A shadow flickered in the void, revealing itself a moment later as it clambered through the crack with impossibly sharp bladed arms. The beast paused as its central carapace appeared from the shadows, examining the new world around it, then immediately reared up and brought its scythes down towards its closest target. “NO!” I bellowed, fully embracing the darkness as I lunged forward to stop the monster’s attack. A swirl of black flame surrounded me as my blade shot out and impaled the beast through the side, immediately engulfing it in my conflagration. Its form shimmered beneath the black flame for a brief moment, then disappeared in a gently wafting cloud of black ash. The maw of the void beside me receded and snapped closed, and the refracting crack in the air vanished in a final plume of smoke.
I hardly noticed the stabbing pain in my chest through the rage that clouded my mind and the flames rippling across my skin. I looked down to find the source of the new pain too late: blood gushed from a gaping wound in Lia’s chest, drilled down through her armor to puncture her heart and lung. My knees buckled and brought me to the ground beside her. “No. No, no, no,” I murmured, running a hand over her bloody leather armor and sending a rush of healing magic through my flaming fingers. “No, I’ll fix this. I promise.”
Her eyes stared up into the smoke-blotted sky, dancing back and forth in search of something she couldn’t see.
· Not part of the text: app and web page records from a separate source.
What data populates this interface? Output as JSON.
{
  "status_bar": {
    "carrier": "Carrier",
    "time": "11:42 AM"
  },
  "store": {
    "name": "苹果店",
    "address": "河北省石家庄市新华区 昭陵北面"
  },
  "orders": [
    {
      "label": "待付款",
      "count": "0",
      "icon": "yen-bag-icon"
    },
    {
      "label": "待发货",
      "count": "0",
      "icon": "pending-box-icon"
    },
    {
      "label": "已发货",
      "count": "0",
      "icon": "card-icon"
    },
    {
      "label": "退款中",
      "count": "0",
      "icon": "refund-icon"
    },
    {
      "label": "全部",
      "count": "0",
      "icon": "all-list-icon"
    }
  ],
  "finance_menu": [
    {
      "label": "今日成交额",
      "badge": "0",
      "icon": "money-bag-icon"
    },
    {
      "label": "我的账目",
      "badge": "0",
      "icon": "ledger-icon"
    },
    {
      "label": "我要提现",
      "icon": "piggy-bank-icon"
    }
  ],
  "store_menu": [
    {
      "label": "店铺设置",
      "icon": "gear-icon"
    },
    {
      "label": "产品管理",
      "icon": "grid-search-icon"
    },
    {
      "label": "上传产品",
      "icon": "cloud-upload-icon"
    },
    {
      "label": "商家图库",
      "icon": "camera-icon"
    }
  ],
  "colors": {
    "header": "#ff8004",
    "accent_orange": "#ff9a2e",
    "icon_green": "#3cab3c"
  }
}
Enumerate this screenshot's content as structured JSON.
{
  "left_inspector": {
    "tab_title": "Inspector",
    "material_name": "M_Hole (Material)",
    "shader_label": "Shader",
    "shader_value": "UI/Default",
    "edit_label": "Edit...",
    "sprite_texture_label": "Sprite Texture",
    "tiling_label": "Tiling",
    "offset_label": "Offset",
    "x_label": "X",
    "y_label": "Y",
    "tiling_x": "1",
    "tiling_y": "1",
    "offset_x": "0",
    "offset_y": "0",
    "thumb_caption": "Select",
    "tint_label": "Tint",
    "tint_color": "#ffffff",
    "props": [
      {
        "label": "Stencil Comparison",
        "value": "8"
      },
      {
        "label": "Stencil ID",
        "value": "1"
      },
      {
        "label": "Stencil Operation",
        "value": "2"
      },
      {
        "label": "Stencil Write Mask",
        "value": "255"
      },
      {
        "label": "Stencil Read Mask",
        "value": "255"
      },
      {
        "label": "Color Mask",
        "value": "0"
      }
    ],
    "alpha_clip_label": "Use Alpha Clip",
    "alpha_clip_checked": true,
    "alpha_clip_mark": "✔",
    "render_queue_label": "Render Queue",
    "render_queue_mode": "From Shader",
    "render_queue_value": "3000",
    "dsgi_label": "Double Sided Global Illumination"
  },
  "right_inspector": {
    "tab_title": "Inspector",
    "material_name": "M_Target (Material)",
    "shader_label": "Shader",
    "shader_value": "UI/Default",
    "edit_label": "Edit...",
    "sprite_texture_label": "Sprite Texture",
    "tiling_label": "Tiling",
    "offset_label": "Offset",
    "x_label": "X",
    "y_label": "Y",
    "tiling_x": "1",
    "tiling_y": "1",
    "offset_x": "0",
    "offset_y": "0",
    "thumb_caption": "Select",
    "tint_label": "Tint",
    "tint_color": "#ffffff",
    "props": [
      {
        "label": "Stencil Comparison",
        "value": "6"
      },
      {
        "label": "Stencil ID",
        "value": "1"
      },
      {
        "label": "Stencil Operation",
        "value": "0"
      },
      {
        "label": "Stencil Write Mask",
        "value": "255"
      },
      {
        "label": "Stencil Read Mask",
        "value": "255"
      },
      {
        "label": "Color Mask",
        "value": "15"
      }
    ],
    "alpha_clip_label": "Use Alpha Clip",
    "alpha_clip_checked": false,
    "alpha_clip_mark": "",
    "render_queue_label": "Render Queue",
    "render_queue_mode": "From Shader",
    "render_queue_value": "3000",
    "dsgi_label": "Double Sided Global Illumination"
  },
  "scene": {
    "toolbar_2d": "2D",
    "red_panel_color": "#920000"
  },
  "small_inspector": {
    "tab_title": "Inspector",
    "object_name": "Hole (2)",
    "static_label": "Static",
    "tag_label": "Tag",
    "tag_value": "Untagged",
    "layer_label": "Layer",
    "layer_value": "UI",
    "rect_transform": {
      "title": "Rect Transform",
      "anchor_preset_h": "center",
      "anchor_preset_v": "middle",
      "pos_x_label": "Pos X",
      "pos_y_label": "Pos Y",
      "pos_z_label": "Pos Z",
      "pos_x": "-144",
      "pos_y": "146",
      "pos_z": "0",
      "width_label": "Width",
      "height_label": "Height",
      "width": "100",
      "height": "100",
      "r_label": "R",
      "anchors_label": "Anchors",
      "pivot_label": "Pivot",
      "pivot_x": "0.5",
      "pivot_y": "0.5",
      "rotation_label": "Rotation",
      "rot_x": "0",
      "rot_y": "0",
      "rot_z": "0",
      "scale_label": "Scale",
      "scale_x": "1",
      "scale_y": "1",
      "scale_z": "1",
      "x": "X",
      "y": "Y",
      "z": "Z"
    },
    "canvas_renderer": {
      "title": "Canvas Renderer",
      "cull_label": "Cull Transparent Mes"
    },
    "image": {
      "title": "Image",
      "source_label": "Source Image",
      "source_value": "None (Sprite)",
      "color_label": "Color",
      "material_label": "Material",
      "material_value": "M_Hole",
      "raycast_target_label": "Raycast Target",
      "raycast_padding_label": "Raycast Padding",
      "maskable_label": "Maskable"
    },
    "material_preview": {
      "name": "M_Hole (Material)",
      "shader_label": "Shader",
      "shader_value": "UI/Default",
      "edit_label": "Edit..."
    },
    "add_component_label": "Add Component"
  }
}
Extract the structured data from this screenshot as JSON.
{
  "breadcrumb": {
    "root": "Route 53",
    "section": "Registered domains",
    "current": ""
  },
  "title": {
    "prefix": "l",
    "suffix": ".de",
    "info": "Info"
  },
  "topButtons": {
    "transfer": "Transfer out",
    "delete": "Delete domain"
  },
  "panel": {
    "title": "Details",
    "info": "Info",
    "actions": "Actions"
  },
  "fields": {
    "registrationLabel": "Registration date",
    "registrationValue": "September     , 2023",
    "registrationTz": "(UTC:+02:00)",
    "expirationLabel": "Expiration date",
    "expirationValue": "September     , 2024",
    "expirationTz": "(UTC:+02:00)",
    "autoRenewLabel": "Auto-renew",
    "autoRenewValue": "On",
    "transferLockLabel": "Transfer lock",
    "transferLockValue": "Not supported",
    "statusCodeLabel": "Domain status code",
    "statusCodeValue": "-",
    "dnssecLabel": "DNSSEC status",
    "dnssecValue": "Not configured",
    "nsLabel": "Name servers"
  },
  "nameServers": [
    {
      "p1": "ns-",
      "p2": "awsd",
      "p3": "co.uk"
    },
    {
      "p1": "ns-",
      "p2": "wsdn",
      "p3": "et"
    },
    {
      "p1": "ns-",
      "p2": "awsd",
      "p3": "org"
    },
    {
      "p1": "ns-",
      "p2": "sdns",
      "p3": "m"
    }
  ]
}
Our connection was too washed out with pain for me to find her consciousness: everything was static, and noise, and death. The sparkling green energy returned to me as it finished its job, but I could tell immediately that it wasn’t enough. The blankness in her eyes remained, and she struggled to breath as she coughed up the blood pooled in her once-punctured lung.
I pulled her up into my arms and cradled her body, turning her face up to look at mine. “No, Lia,” I shouted at her, confused and broken, “I fixed it. You can’t die now. You can’t! YOU CAN’T!” As the fury overwhelmed me, I felt my link to her mind fading, replaced with nothing but blinding pain and outrage. “NO! NO! I WON’T LET YOU DIE!” My voice echoed in a tortured chorus.
Lia didn’t seem to hear my protests, and her labored breathing slowly lessened in intensity until she fell still in my arms, and died.
Hi there. I'm Adam, the author of the "Restart Again" series. I started this writing project in the spring of 2019 as a fun creative outlet, and much to my surprise, I actually stuck with it! Fast forward to a year later, and here I am with the first book completely finished, and the second well under way. It's been a great experience, and I'm glad I have a chance to share it now!
I'd never heard of this site until recently, when one of the Amazon reviews for this book suggested I share it here as well. I'm not entirely familiar with how the site works, and whether or not it's frowned upon to just come here to share fully finished products that exist on other sites. With that in mind, I plan to drop a chapter on here every Sunday and Wednesday until the entire book is posted. If you enjoy it, hop over to my website to find the latest news on the project, and a link to the Amazon page where you can buy the eBook/paperback. I hope you enjoy it!